It was a strange and memorable afternoon for a number of reasons, but two things stand out now that I look back. Firstly and most importantly, I discovered a wonderful connection with Heather that day and we are still incredibly good friends, and secondly, it transpired that the reason for the cold shoulders from the rest of the group was due to the fact that they saw me as ‘boring’, because I hadn’t hit the clubs with them a few weeks previously. It was, in fact, Heather who told me this, and at the time, her admission upset me. I couldn’t even see past how ridiculous the whole thing was for a long time afterwards. But perhaps the craziest thing in all of this was that Jane didn’t appear to see past this too, and she would barely exchange two words with me when we passed in a corridor at work during the entire academic year, although she did seem happy enough to glare at me instead. I felt like a teenager again who had been refused a seat at the popular kid’s table (quite literally in the case of this particular birthday party).
The events at the birthday party and other situations that followed involving Jane and this particular group of women were reminiscent of the film of ‘Mean Girls’, and as much as I tried to ignore the feelings of inadequacy that tended to bubble up after yet another awkward encounter, things only became easier when she left at the end of that academic year. Looking on the bright side, at least I wouldn’t have to see her again.
Part of me wonders if it is the nature of working abroad and moving in a transient foreigner/expat (I am not a particular fan of the latter term) bubble that means relationships develop out of necessity to connect in the first instance than any real, true bond. I would partly agree with this sentiment because as humans we all have a desire (more like biological need) to connect with others and much like dating, you may have to look around and dig deep to find people who you share common interests with. However, saying this I did make some wonderful friends in my (now) previous teaching position, and many of whom I worked with fairly closely at a curriculum level.

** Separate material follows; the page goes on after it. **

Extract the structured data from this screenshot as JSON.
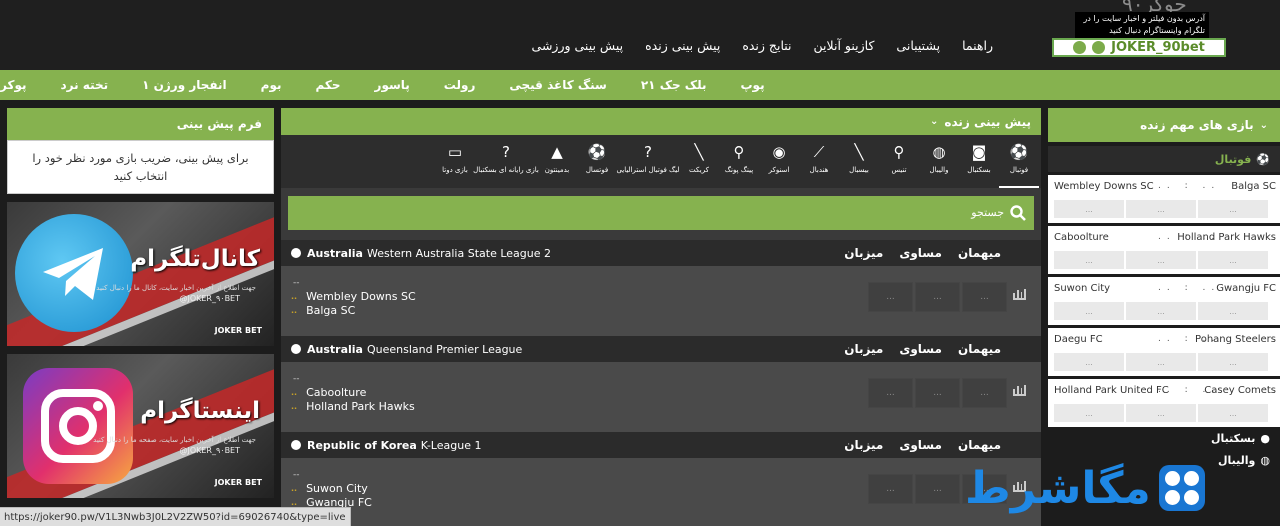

As much as I found aspects of the above experience and others difficult and confusing during my time at the school, it taught me a number of things (as life is all about looking for those lessons when looking in the rear mirror, right?). Firstly, good friends are hard to come by and this isn’t necessarily a bad thing. I have reached a point in my life where I don’t have the energy to deal with friends who are continually flaky with their time for me or friends that want only a superficial connection. It’s those friends that have your back during the good and the bad (and hopefully assume that you’re not boring because you don’t want to attend a social event), that make a friendship worthwhile.
Secondly, I have finally realised that not everyone is going to like me. Gosh, this has been one of the hardest lessons to learn! As a fully paid up member of the people pleaser club and having spent a significant chunk of my teens, twenties and dare I say it, my thirties too worrying about what someone else thinks of me, it makes me want to scream. That’s not to say that the mental energy was all completely wasted, it is sometimes important to at least consider another person’s viewpoint of something you may have said or done but when it verges on obsession (as it has at times with me), it becomes thoroughly exhausting. That mental energy could have been better spent elsewhere.
To that end, I am going to be more self-aware of the bonds I create and particularly the ones I actively foster with colleagues when I start my new position.
- Names have been changed